• **PROMPT**: Return each record unchanged and drop the images.

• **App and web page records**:
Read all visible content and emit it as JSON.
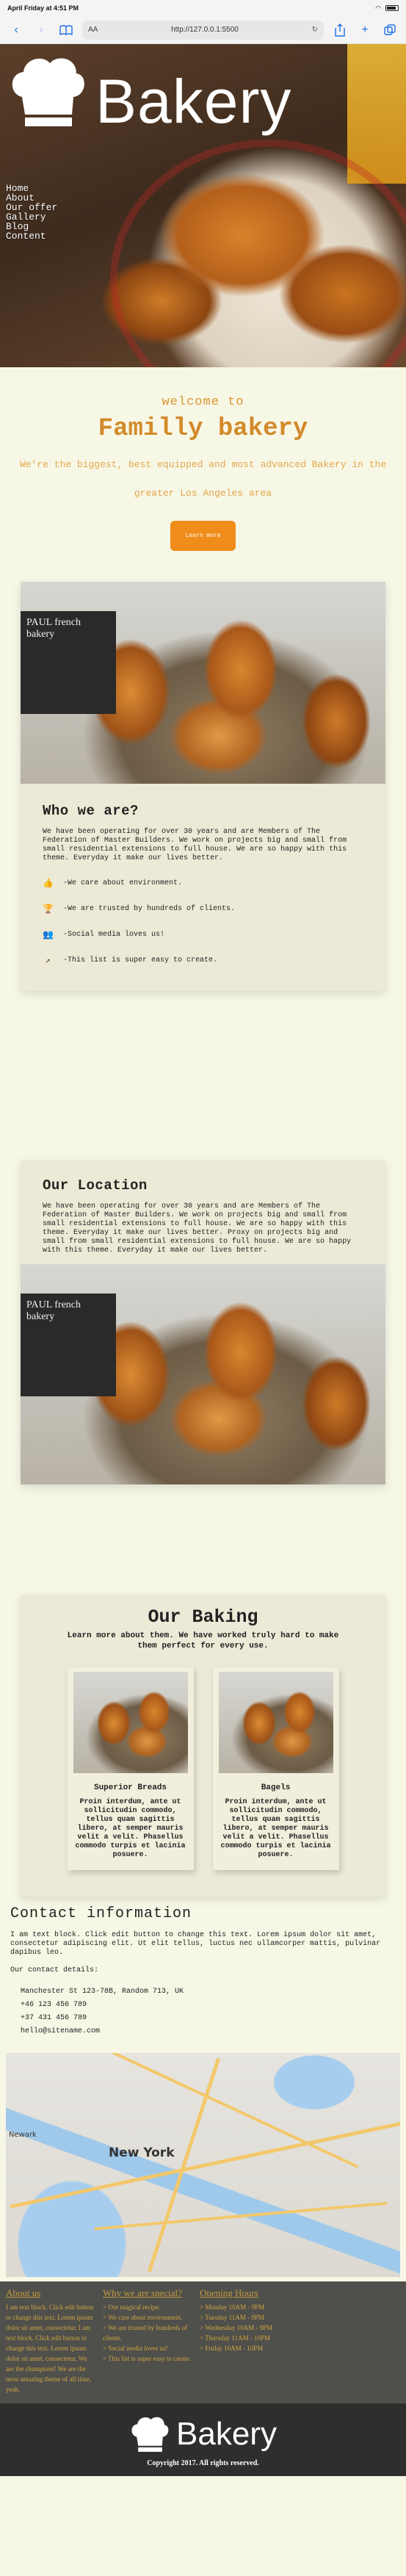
{
  "browser": {
    "status_time": "April Friday at 4:51 PM",
    "address_aa": "AA",
    "url": "http://127.0.0.1:5500"
  },
  "hero": {
    "logo_text": "Bakery",
    "nav": [
      "Home",
      "About",
      "Our offer",
      "Gallery",
      "Blog",
      "Content"
    ]
  },
  "welcome": {
    "sub": "welcome to",
    "title": "Familly bakery",
    "text": "We're the biggest, best equipped and most advanced Bakery in the greater Los Angeles area",
    "button": "Learn more"
  },
  "about": {
    "heading": "Who we are?",
    "photo_sign": "PAUL french bakery",
    "body": "We have been operating for over 30 years and are Members of The Federation of Master Builders. We work on projects big and small from small residential extensions to full house. We are so happy with this theme. Everyday it make our lives better.",
    "features": [
      {
        "icon": "thumbs-up-icon",
        "glyph": "👍",
        "text": "-We care about environment."
      },
      {
        "icon": "trophy-icon",
        "glyph": "🏆",
        "text": "-We are trusted by hundreds of clients."
      },
      {
        "icon": "users-icon",
        "glyph": "👥",
        "text": "-Social media loves us!"
      },
      {
        "icon": "trend-icon",
        "glyph": "↗",
        "text": "-This list is super easy to create."
      }
    ]
  },
  "location": {
    "heading": "Our Location",
    "body": "We have been operating for over 30 years and are Members of The Federation of Master Builders. We work on projects big and small from small residential extensions to full house. We are so happy with this theme. Everyday it make our lives better. Proxy on projects big and small from small residential extensions to full house. We are so happy with this theme. Everyday it make our lives better."
  },
  "baking": {
    "heading": "Our Baking",
    "lead": "Learn more about them. We have worked truly hard to make them perfect for every use.",
    "cards": [
      {
        "title": "Superior Breads",
        "text": "Proin interdum, ante ut sollicitudin commodo, tellus quam sagittis libero, at semper mauris velit a velit. Phasellus commodo turpis et lacinia posuere."
      },
      {
        "title": "Bagels",
        "text": "Proin interdum, ante ut sollicitudin commodo, tellus quam sagittis libero, at semper mauris velit a velit. Phasellus commodo turpis et lacinia posuere."
      }
    ]
  },
  "contact": {
    "heading": "Contact information",
    "text": "I am text block. Click edit button to change this text. Lorem ipsum dolor sit amet, consectetur adipiscing elit. Ut elit tellus, luctus nec ullamcorper mattis, pulvinar dapibus leo.",
    "details_label": "Our contact details:",
    "address": "Manchester St 123-78B, Random 713, UK",
    "phone1": "+46 123 456 789",
    "phone2": "+37 431 456 789",
    "email": "hello@sitename.com",
    "map_label_city": "New York",
    "map_label_nj": "Newark"
  },
  "footer": {
    "col1": {
      "title": "About us",
      "text": "I am text block. Click edit button to change this text. Lorem ipsum dolor sit amet, consectetur. I am text block. Click edit button to change this text. Lorem ipsum dolor sit amet, consectetur. We are the champions! We are the most amazing theme of all time, yeah."
    },
    "col2": {
      "title": "Why we are special?",
      "items": [
        "> Our magical recipe.",
        "> We care about environment.",
        "> We are trusted by hundreds of clients.",
        "> Social media loves us!",
        "> This list is super easy to create."
      ]
    },
    "col3": {
      "title": "Opening Hours",
      "items": [
        "> Monday 10AM - 9PM",
        "> Tuesday 11AM - 9PM",
        "> Wednesday 10AM - 9PM",
        "> Thursday 11AM - 10PM",
        "> Friday 10AM - 10PM"
      ]
    },
    "logo_text": "Bakery",
    "copyright": "Copyright 2017. All rights reserved."
  },
  "colors": {
    "accent": "#f08c1a",
    "heading_orange": "#d38a2a",
    "footer_dark": "#2e2e2c"
  }
}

• **TASK OUTPUT**:
Read all visible content and emit it as JSON.
{
  "browser": {
    "status_time": "April Friday at 4:51 PM",
    "address_aa": "AA",
    "url": "http://127.0.0.1:5500"
  },
  "hero": {
    "logo_text": "Bakery",
    "nav": [
      "Home",
      "About",
      "Our offer",
      "Gallery",
      "Blog",
      "Content"
    ]
  },
  "welcome": {
    "sub": "welcome to",
    "title": "Familly bakery",
    "text": "We're the biggest, best equipped and most advanced Bakery in the greater Los Angeles area",
    "button": "Learn more"
  },
  "about": {
    "heading": "Who we are?",
    "photo_sign": "PAUL french bakery",
    "body": "We have been operating for over 30 years and are Members of The Federation of Master Builders. We work on projects big and small from small residential extensions to full house. We are so happy with this theme. Everyday it make our lives better.",
    "features": [
      {
        "icon": "thumbs-up-icon",
        "glyph": "👍",
        "text": "-We care about environment."
      },
      {
        "icon": "trophy-icon",
        "glyph": "🏆",
        "text": "-We are trusted by hundreds of clients."
      },
      {
        "icon": "users-icon",
        "glyph": "👥",
        "text": "-Social media loves us!"
      },
      {
        "icon": "trend-icon",
        "glyph": "↗",
        "text": "-This list is super easy to create."
      }
    ]
  },
  "location": {
    "heading": "Our Location",
    "body": "We have been operating for over 30 years and are Members of The Federation of Master Builders. We work on projects big and small from small residential extensions to full house. We are so happy with this theme. Everyday it make our lives better. Proxy on projects big and small from small residential extensions to full house. We are so happy with this theme. Everyday it make our lives better."
  },
  "baking": {
    "heading": "Our Baking",
    "lead": "Learn more about them. We have worked truly hard to make them perfect for every use.",
    "cards": [
      {
        "title": "Superior Breads",
        "text": "Proin interdum, ante ut sollicitudin commodo, tellus quam sagittis libero, at semper mauris velit a velit. Phasellus commodo turpis et lacinia posuere."
      },
      {
        "title": "Bagels",
        "text": "Proin interdum, ante ut sollicitudin commodo, tellus quam sagittis libero, at semper mauris velit a velit. Phasellus commodo turpis et lacinia posuere."
      }
    ]
  },
  "contact": {
    "heading": "Contact information",
    "text": "I am text block. Click edit button to change this text. Lorem ipsum dolor sit amet, consectetur adipiscing elit. Ut elit tellus, luctus nec ullamcorper mattis, pulvinar dapibus leo.",
    "details_label": "Our contact details:",
    "address": "Manchester St 123-78B, Random 713, UK",
    "phone1": "+46 123 456 789",
    "phone2": "+37 431 456 789",
    "email": "hello@sitename.com",
    "map_label_city": "New York",
    "map_label_nj": "Newark"
  },
  "footer": {
    "col1": {
      "title": "About us",
      "text": "I am text block. Click edit button to change this text. Lorem ipsum dolor sit amet, consectetur. I am text block. Click edit button to change this text. Lorem ipsum dolor sit amet, consectetur. We are the champions! We are the most amazing theme of all time, yeah."
    },
    "col2": {
      "title": "Why we are special?",
      "items": [
        "> Our magical recipe.",
        "> We care about environment.",
        "> We are trusted by hundreds of clients.",
        "> Social media loves us!",
        "> This list is super easy to create."
      ]
    },
    "col3": {
      "title": "Opening Hours",
      "items": [
        "> Monday 10AM - 9PM",
        "> Tuesday 11AM - 9PM",
        "> Wednesday 10AM - 9PM",
        "> Thursday 11AM - 10PM",
        "> Friday 10AM - 10PM"
      ]
    },
    "logo_text": "Bakery",
    "copyright": "Copyright 2017. All rights reserved."
  },
  "colors": {
    "accent": "#f08c1a",
    "heading_orange": "#d38a2a",
    "footer_dark": "#2e2e2c"
  }
}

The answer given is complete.